EADS Innovation Works’ concept consists of the following main elements: the heavy-fuel-powered Wankel SuperTec rotary engine with a shaft-coupled electric generator; electric motor drives for the main and tail rotors; a power train control unit for electric power management; and a battery that provides energy for both the aircraft’s electric propulsion system and its on-board systems.



The components of EADS Innovation Works’ hybrid power system concept are shown full-scale in a schematic representation of the TANAN tactical unmanned aerial system, which is part of EADS’ pavilion at the ILA Berlin Air Show.

Advantages of the hybrid system will be either longer range and endurance, or an increased payload capability due to improved propulsive efficiency when compared to a diesel piston engine with its mechanical rotor drives. Another benefit comes with the hybrid configuration’s reduced system complexity and increased operational reliability, achieved through the elimination of the gearbox and driveshaft utilized on current-generation UAS rotorcraft.

An important operational bonus is the capability to shut down TANAN’s combustion engine while the UAS flies on battery power only, according to Juergen Steinwandel, EADS Innovation Works’ Senior Expert, Technical Physics. This is beneficial to TANAN’s survivability in critical operational flight phases, as it drastically reduces the UAS’ infrared and noise signatures.

The TANAN concept study detailed at the ILA Berlin Air Show is part of EADS Innovation Works’ on-going hybrid and electrical propulsion system research.
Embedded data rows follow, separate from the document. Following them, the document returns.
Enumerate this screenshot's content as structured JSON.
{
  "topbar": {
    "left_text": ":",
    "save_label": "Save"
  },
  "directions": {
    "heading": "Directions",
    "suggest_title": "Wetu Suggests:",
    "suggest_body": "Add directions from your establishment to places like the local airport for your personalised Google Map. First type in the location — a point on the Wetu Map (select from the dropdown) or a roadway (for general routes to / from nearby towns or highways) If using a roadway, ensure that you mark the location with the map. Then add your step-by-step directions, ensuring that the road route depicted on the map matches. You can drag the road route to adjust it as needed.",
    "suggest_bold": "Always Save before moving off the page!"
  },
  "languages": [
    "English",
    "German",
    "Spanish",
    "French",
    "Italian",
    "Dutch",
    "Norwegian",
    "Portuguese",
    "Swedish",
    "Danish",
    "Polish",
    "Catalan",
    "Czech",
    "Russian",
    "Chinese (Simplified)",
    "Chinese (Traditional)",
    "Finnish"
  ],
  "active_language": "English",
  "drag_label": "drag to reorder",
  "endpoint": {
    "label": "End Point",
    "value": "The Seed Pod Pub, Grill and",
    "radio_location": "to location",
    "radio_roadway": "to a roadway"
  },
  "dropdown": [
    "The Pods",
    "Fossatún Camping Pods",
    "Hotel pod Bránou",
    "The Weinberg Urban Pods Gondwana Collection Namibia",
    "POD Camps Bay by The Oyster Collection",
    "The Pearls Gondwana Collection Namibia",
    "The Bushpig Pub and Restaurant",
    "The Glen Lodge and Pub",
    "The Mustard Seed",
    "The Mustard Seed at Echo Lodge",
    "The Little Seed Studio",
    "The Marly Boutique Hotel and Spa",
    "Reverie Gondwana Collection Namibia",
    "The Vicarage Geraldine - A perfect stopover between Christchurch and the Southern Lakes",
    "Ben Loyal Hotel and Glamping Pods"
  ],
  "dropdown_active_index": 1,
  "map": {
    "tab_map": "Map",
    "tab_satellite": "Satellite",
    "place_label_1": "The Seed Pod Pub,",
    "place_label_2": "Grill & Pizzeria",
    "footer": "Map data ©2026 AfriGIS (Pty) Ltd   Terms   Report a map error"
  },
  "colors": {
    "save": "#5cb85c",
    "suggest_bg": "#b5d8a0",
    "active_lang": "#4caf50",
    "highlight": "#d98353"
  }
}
This activity also has involved the hybrid concept study for a full-scale passenger helicopter (which was unveiled at the 2010 ILA Berlin Airshow), the successful development of a Cri-Cri ultralight modified as the world’s first four-engine all-electric aerobatic aircraft (in flight validation since 2010), on-going demonstration flights of the German-developed eGenius hybrid electric motor glider – for which EADS Innovation Works developed the battery system; and flight testing of a short-range mini-unmanned aerial vehicle from the EADS Cassidian division, in which EADS Innovation Works integrated an advanced fuel cell.

Prior to the current hybrid concept work for TANAN, EADS Innovation Works designed and carried out the integration of a piston diesel engine into the TANAN airframe, replacing the UAS’ original gasoline-fuelled two-stroke engine. As a result, Cassidian’s TANAN 300 version became the first diesel-powered rotorcraft unmanned aerial vehicle, capable of completing eight-hour missions over a 180 km. range with a 50 kg. payload.

The use of an engine operating on heavy fuel such as diesel is required for an aircraft’s deployment on ships, as gasoline fuel is strictly prohibited in this environment. Diesel engines also are beneficial for land-based operations, where heavy fuel is widely available through the supply chains of the military forces.

Cassidian is offering the TANAN 300 for airborne observation in a large variety of maritime and land missions, equipped with electro-optical and infra-red high-definition sensors.